On my way to Market from the Every Nation building, I found myself walking in the opposite direction from three young men, side by side. They had the brown, bony, lanky builds of men in their late teens or early twenties. The one in the center was enthusiastically talking, gesturing with his right arm while his left was slung far over the shoulder of one friend.
On his other side, their friend was quiet, only half-listening to the conversation. He was facing outward, attentive to the movement around them. However, his left arm was bent at the elbow so it touched his friend’s arm, a quiet display of connection. As they moved all together, it could not have been more obvious they were all in one group.
Walking from High Street on the wide sidewalk to to Mini Cooper around 8:45 in the morning, I found myself walking behind three older (than the younger three) men. They were in their mid- to late-twenties, dressed in button-downs and slacks like single young professionals. Unlike the younger 3, these had no physical contact whatsoever. The only thing that betrayed their association was that they were walking side-by-side, neither going ahead of the other.
Until them, I had thought friend groups tended to walk in sync. However, these 3 were simply rambling whichever foot forward, but at the same pace. Despite the lack of physical or verbal contact as they walked, I noticed the center friend had both his backpack straps on, keeping both hands free. The friend to his right had his sling bag facing outward, while the friend to his left was swinging his backpack also on the shoulder facing outward. It was an adorably subconscious display of both inclusivity and exclusivity.
On my way along Market! from the bus stop towards the Every Nation building, I found myself behind a group of three men, probably in their late forties to early fifties. The center friend had his right hand on one friend’s shoulder, but was talking to the other.
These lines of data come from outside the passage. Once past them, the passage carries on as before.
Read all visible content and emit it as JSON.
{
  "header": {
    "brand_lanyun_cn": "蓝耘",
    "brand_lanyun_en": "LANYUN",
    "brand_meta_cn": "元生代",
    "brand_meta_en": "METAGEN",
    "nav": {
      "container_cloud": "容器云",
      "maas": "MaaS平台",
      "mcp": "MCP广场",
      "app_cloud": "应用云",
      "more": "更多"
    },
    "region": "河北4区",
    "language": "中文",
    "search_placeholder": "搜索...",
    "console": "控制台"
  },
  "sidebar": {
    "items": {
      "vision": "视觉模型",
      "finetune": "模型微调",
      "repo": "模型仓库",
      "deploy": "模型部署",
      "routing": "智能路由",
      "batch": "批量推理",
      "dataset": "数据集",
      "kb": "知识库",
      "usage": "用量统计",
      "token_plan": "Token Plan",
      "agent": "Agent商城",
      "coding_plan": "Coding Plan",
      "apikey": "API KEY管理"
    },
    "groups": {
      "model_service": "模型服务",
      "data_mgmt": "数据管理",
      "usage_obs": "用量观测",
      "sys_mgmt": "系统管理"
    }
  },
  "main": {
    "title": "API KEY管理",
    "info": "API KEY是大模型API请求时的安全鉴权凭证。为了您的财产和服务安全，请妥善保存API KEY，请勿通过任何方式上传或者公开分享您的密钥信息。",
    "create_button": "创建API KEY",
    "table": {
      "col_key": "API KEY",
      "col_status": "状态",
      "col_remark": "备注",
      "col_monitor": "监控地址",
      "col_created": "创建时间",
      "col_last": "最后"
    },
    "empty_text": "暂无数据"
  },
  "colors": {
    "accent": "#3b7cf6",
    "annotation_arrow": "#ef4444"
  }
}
To my amusement, this group of 3 was walking in sync. They were moving with the rolling, smooth step of people used to walking side by side. They did not just walk in sync, they actually moved in it, all turning their heads over their right shoulders when looking back; even turning to face forward at the same time.
There is no way I could have predicted seeing 3 groups of 3 friends, coincidentally all in BGC. However, especially seeing it by generation, it was a heart-warming pattern of friendship and its steadfastness that can last a lifetime.